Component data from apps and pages
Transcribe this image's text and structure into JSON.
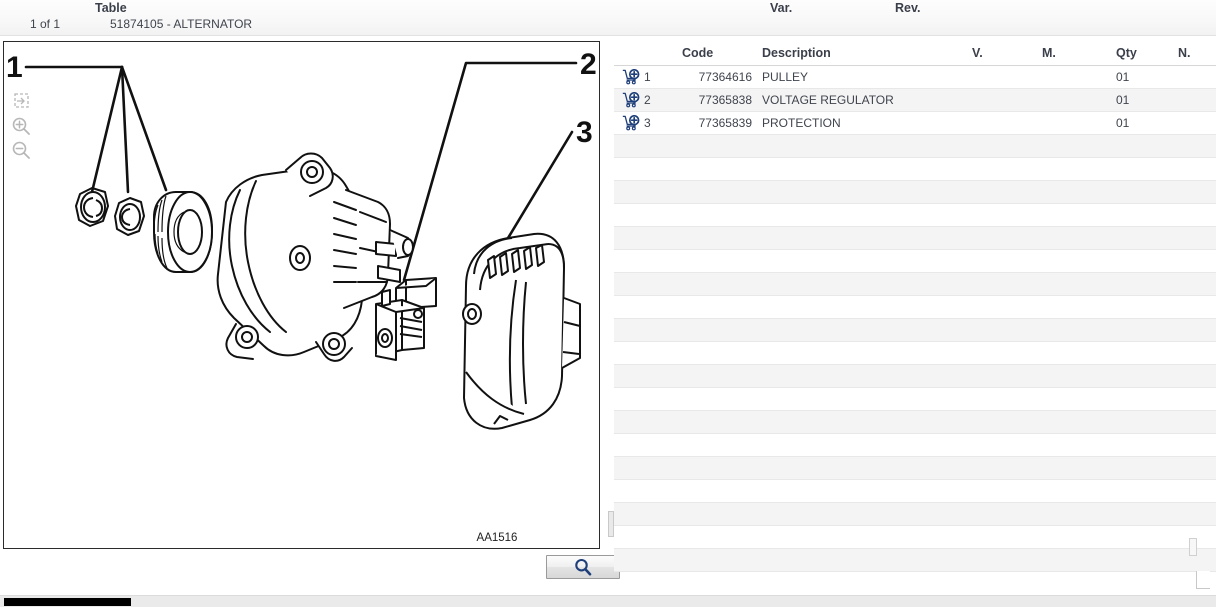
{
  "header": {
    "table_label": "Table",
    "var_label": "Var.",
    "rev_label": "Rev.",
    "page_indicator": "1 of 1",
    "table_value": "51874105 - ALTERNATOR"
  },
  "diagram": {
    "drawing_code": "AA1516",
    "callouts": [
      "1",
      "2",
      "3"
    ],
    "zoom_tools": [
      {
        "name": "fit-to-window-icon",
        "title": "Fit"
      },
      {
        "name": "zoom-in-icon",
        "title": "Zoom In"
      },
      {
        "name": "zoom-out-icon",
        "title": "Zoom Out"
      }
    ]
  },
  "search": {
    "button_title": "Search"
  },
  "parts_table": {
    "columns": [
      "",
      "",
      "Code",
      "Description",
      "V.",
      "M.",
      "Qty",
      "N."
    ],
    "rows": [
      {
        "pos": "1",
        "code": "77364616",
        "description": "PULLEY",
        "v": "",
        "m": "",
        "qty": "01",
        "n": ""
      },
      {
        "pos": "2",
        "code": "77365838",
        "description": "VOLTAGE REGULATOR",
        "v": "",
        "m": "",
        "qty": "01",
        "n": ""
      },
      {
        "pos": "3",
        "code": "77365839",
        "description": "PROTECTION",
        "v": "",
        "m": "",
        "qty": "01",
        "n": ""
      }
    ],
    "empty_row_count": 19,
    "cart_icon": "add-to-cart-icon"
  },
  "colors": {
    "accent_blue": "#1f3f7a",
    "header_text": "#3a3f4a",
    "row_stripe": "#f4f4f4",
    "diagram_line": "#111111"
  }
}
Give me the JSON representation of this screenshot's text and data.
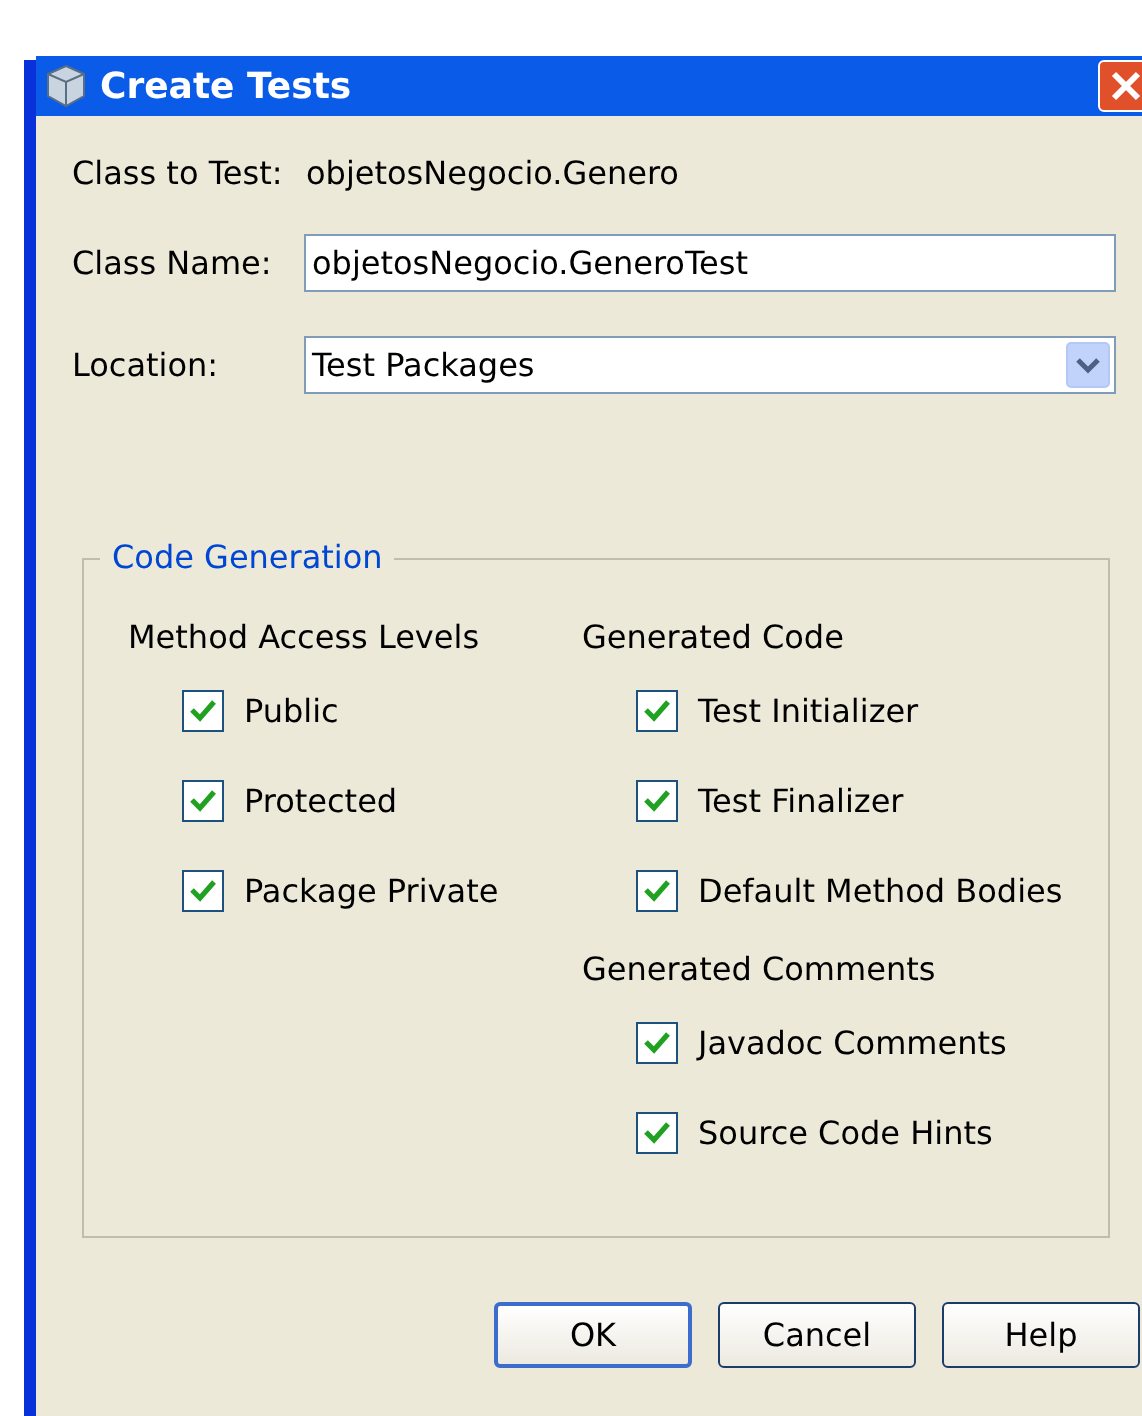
{
  "window": {
    "title": "Create Tests"
  },
  "class_to_test": {
    "label": "Class to Test:",
    "value": "objetosNegocio.Genero"
  },
  "class_name": {
    "label": "Class Name:",
    "value": "objetosNegocio.GeneroTest"
  },
  "location": {
    "label": "Location:",
    "value": "Test Packages"
  },
  "code_generation": {
    "title": "Code Generation",
    "columns": [
      [
        {
          "heading": "Method Access Levels",
          "options": [
            {
              "label": "Public",
              "checked": true
            },
            {
              "label": "Protected",
              "checked": true
            },
            {
              "label": "Package Private",
              "checked": true
            }
          ]
        }
      ],
      [
        {
          "heading": "Generated Code",
          "options": [
            {
              "label": "Test Initializer",
              "checked": true
            },
            {
              "label": "Test Finalizer",
              "checked": true
            },
            {
              "label": "Default Method Bodies",
              "checked": true
            }
          ]
        },
        {
          "heading": "Generated Comments",
          "options": [
            {
              "label": "Javadoc Comments",
              "checked": true
            },
            {
              "label": "Source Code Hints",
              "checked": true
            }
          ]
        }
      ]
    ]
  },
  "buttons": [
    {
      "label": "OK",
      "default": true
    },
    {
      "label": "Cancel",
      "default": false
    },
    {
      "label": "Help",
      "default": false
    }
  ]
}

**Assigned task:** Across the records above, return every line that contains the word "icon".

**Response below:**
        "name": "fit-to-window-icon",
        "name": "zoom-in-icon",
        "name": "zoom-out-icon",
    "cart_icon": "add-to-cart-icon"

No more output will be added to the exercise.